[Excerpts from an interface dataset]
>>>

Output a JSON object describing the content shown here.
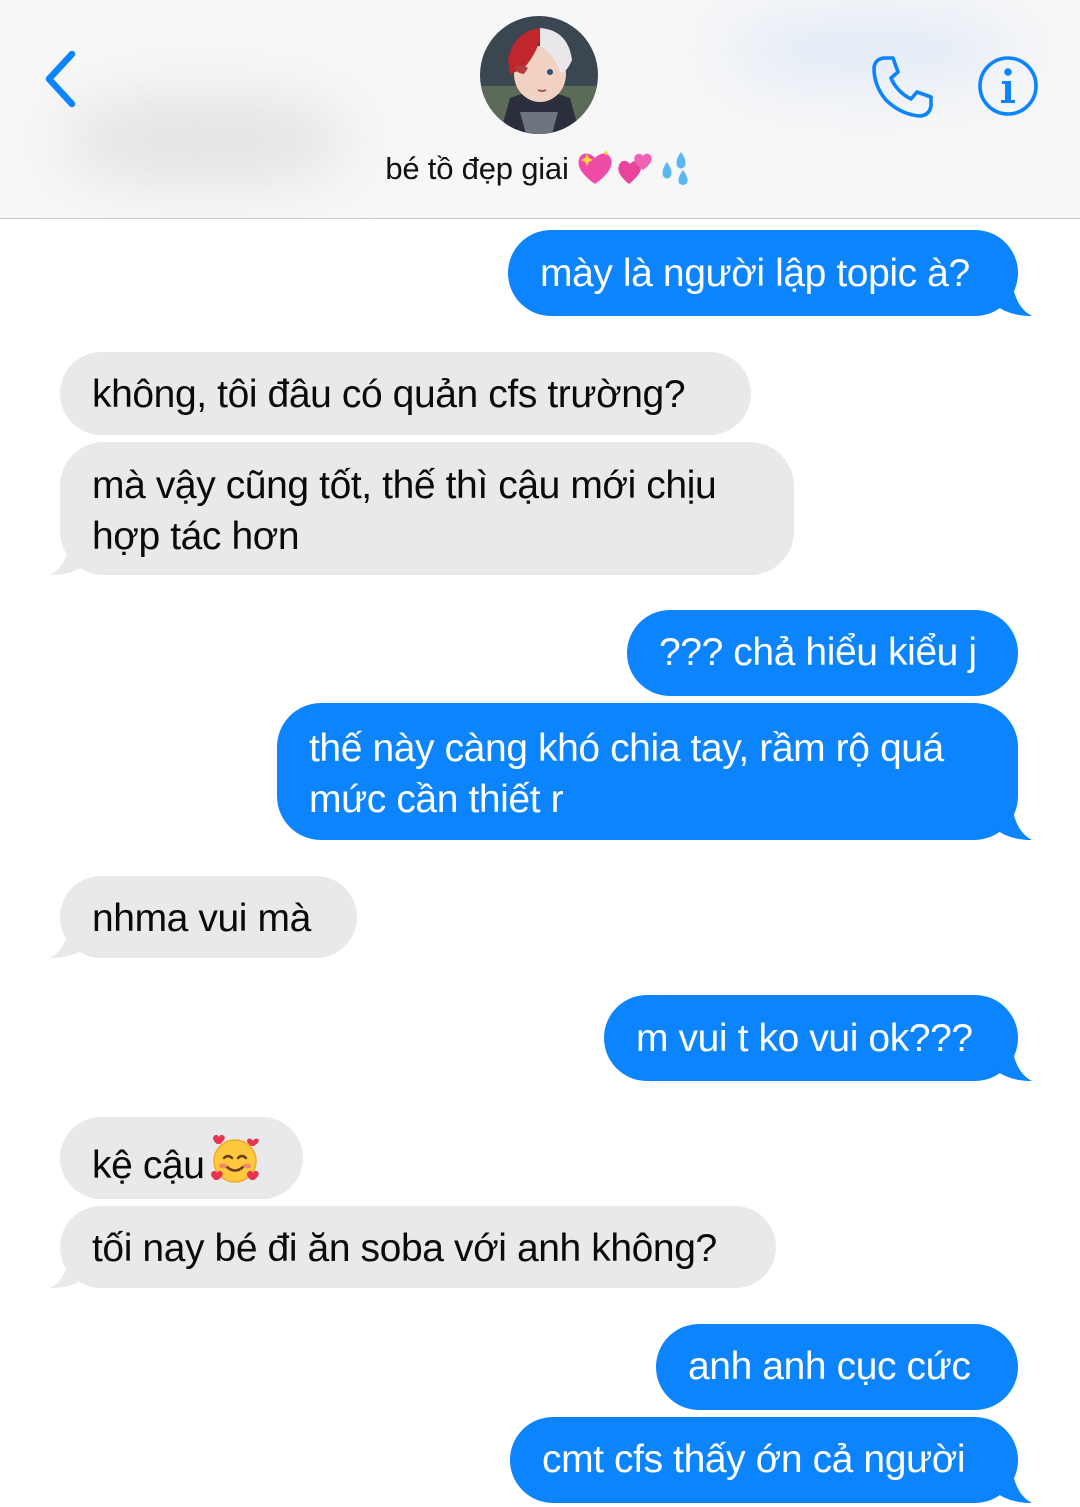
{
  "header": {
    "contact_name": "bé tồ đẹp giai",
    "back_icon": "chevron-left-icon",
    "phone_icon": "phone-icon",
    "info_icon": "info-icon",
    "accent_color": "#0b84fe"
  },
  "messages": [
    {
      "direction": "outgoing",
      "text": "mày là người lập topic à?"
    },
    {
      "direction": "incoming",
      "text": "không, tôi đâu có quản cfs trường?"
    },
    {
      "direction": "incoming",
      "line1": "mà vậy cũng tốt, thế thì cậu mới chịu",
      "line2": "hợp tác hơn"
    },
    {
      "direction": "outgoing",
      "text": "??? chả hiểu kiểu j"
    },
    {
      "direction": "outgoing",
      "line1": "thế này càng khó chia tay, rầm rộ quá",
      "line2": "mức cần thiết r"
    },
    {
      "direction": "incoming",
      "text": "nhma vui mà"
    },
    {
      "direction": "outgoing",
      "text": "m vui t ko vui ok???"
    },
    {
      "direction": "incoming",
      "text": "kệ cậu",
      "emoji": "smiling-face-with-hearts"
    },
    {
      "direction": "incoming",
      "text": "tối nay bé đi ăn soba với anh không?"
    },
    {
      "direction": "outgoing",
      "text": "anh anh cục cức"
    },
    {
      "direction": "outgoing",
      "text": "cmt cfs thấy ớn cả người"
    }
  ],
  "colors": {
    "outgoing_bubble": "#0b84fe",
    "incoming_bubble": "#e9e9eb",
    "header_background": "#f7f7f8"
  }
}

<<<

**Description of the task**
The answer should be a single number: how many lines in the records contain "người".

**Written solution**
2